The Deficient Markets Hypothesis
Most intelligent observers now reject the hypothesis that the prices on the political betting/prediction markets reflect all of the available public and private information. Moreover, they know that so-called rational traders do not always arbitrage away mispricing, but rather, in fact, quite often go out of their way to encourage it. Overconfident traders with big bank balances are able to boss the betting market price action over extended periods of time and they are able to benefit from intimidating informed traders out of their own private positions. In nuce, all of the traders in political betting markets are imperfectly rational - trapped inside a Foucauldian nightmare of their own making. Those that have the most influence over the organisation of the betting market (the whales) have power over both the nature of social interaction taking place within the betting market and subjective experiences more generally. What is it that they know? - That most people, regardless of their pre-existing prior beliefs actually anchor down around the probability estimate that they are presented with (few actually ever seek to act on their own private information through trading away from the quotes on offer). That most people simply overestimate the ability of prediction markets to incorporate public and private information and happily buy into the notion that the prices on offer fully reflect all of the available information. They Don't!
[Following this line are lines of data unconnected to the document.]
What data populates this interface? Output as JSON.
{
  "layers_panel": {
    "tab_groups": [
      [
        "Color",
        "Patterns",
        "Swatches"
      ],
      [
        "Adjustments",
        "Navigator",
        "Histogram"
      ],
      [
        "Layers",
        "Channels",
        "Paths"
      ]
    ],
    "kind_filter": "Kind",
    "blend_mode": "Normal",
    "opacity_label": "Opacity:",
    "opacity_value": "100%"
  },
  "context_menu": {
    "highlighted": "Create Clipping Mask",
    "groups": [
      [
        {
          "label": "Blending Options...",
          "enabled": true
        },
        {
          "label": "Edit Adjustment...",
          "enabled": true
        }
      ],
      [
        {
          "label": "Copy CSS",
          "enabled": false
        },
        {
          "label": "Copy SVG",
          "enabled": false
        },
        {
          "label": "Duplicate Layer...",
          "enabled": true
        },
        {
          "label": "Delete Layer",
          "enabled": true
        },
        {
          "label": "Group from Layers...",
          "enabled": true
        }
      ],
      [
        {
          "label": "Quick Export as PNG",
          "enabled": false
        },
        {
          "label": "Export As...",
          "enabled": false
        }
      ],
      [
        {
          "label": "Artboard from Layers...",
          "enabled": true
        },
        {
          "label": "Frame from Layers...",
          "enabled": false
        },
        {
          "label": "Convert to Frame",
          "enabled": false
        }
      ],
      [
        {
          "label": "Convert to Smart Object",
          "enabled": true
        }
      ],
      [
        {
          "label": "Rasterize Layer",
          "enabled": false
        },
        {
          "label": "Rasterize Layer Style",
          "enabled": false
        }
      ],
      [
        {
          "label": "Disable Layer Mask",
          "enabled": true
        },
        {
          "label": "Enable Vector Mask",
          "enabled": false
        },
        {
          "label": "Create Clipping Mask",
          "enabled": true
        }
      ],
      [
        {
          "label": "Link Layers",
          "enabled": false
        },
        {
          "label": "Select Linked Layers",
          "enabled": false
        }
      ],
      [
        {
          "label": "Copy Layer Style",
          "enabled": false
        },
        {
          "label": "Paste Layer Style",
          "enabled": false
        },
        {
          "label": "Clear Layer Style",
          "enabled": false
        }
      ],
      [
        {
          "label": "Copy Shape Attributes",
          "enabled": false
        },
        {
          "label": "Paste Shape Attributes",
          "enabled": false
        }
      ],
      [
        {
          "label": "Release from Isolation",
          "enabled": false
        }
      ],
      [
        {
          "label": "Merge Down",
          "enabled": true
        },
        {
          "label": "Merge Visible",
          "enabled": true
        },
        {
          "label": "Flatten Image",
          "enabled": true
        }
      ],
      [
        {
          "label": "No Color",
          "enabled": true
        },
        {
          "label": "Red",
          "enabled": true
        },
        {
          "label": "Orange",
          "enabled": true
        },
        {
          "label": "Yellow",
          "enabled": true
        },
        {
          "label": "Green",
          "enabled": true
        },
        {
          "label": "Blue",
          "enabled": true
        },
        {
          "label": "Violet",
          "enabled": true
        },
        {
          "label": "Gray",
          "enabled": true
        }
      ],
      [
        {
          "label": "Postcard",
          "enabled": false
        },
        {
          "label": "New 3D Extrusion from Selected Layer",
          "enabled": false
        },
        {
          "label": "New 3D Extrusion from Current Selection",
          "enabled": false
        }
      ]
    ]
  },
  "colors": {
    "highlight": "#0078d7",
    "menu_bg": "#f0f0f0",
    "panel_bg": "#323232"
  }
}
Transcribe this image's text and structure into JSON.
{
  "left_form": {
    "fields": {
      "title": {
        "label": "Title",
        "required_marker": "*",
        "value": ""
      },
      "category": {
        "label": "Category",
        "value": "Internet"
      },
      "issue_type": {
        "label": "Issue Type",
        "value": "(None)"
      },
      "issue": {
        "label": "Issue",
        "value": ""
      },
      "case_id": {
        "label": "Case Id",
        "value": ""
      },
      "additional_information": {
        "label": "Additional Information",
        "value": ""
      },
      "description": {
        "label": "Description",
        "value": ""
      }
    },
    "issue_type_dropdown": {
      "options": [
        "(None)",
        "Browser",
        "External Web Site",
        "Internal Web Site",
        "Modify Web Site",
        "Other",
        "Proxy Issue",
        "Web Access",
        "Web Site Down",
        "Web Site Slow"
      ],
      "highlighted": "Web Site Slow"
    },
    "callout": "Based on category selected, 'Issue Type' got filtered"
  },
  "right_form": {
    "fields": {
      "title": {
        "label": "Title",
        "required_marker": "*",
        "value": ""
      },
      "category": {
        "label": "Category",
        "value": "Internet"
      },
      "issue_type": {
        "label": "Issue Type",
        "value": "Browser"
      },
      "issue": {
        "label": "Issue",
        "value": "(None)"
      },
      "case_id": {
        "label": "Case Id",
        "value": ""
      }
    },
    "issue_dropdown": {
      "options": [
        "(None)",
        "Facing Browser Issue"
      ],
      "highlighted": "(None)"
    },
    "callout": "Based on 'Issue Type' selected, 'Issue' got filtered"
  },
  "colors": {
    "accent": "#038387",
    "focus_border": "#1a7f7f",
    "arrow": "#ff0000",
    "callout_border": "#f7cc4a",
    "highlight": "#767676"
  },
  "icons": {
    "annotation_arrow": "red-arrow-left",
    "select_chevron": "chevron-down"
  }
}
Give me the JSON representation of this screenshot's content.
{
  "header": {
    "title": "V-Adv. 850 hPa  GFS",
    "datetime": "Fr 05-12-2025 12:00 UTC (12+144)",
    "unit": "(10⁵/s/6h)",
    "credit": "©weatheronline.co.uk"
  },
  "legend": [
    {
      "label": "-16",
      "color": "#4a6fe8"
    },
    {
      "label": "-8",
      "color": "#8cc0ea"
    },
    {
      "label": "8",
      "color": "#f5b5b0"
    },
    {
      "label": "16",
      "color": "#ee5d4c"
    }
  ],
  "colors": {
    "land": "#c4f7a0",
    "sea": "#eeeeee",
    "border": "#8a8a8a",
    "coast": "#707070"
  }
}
When confronted with dissonance between the current betting market price and their own subjective probability, most traders, perhaps blinded by the notion of the wisdom of crowds, typically assume that it is their probability assessment that must be wrong. We conjecture that in these circumstances traders rather than agreeing to disagree with the betting market, typically move to disregard their own priors and conclude that other people must know something that they don't. Accordingly, in most instances, they choose to trade at the price on offer as though it had been enshrined within it some sort of objective truth.
Source: Betfair. 27/02/2023.
In the face of excess betting market price volatility, the notion that the betting market price represents the perfect signal is refuted every time that the price moves.
Nonetheless, people are more that happy to delude themselves that the price that they have traded at must have somehow represented the perfect price. For example, the S&P 500 and the Nasdaq retreated on Wednesday September 23 2020 as data showed that domestic business activity had nudged down in September, suggesting a loss of momentum in the economy as the third quarter draws to a close. And what happened to Trump's odds on Betfair - why, he shortened into 2.20 from 2.26. Trump's only hope of actually winning the election is if there were to be a stable economic rebound. These economic numbers came on the heels of ABC/Post polls that showed strong results for Biden in Minnesota and Wisconsin - two of the eight key states in the election. What price activity there was on the day was very clearly driven by the decision of a whale to shorten Trump's odds - and people responding to that price action.
Prices reflect the beliefs of those operating in the betting market at a particular moment in time – nothing more and nothing less. No one that is trading in these betting markets is immune from biases. Recent theoretical work in developmental psychology suggests that humans are predisposed to align their mental states with those of other individuals. The propensity in the betting markets to herd and to respond to information cascades ensures that most people are simply discounting their own private beliefs and trading on the back of somebody elses information. That is why significant mispricings can and do occur and why they can stay in place over extended periods of time - right up until the betting market on a particular event terminates (per Trump 2016 election and Brexit prediction markets).
To cite this article: Niall O'Connor
The Deficient Markets Hypothesis (Published on Bettingmarket.com 24/09/2020 . All Rights Reserved.)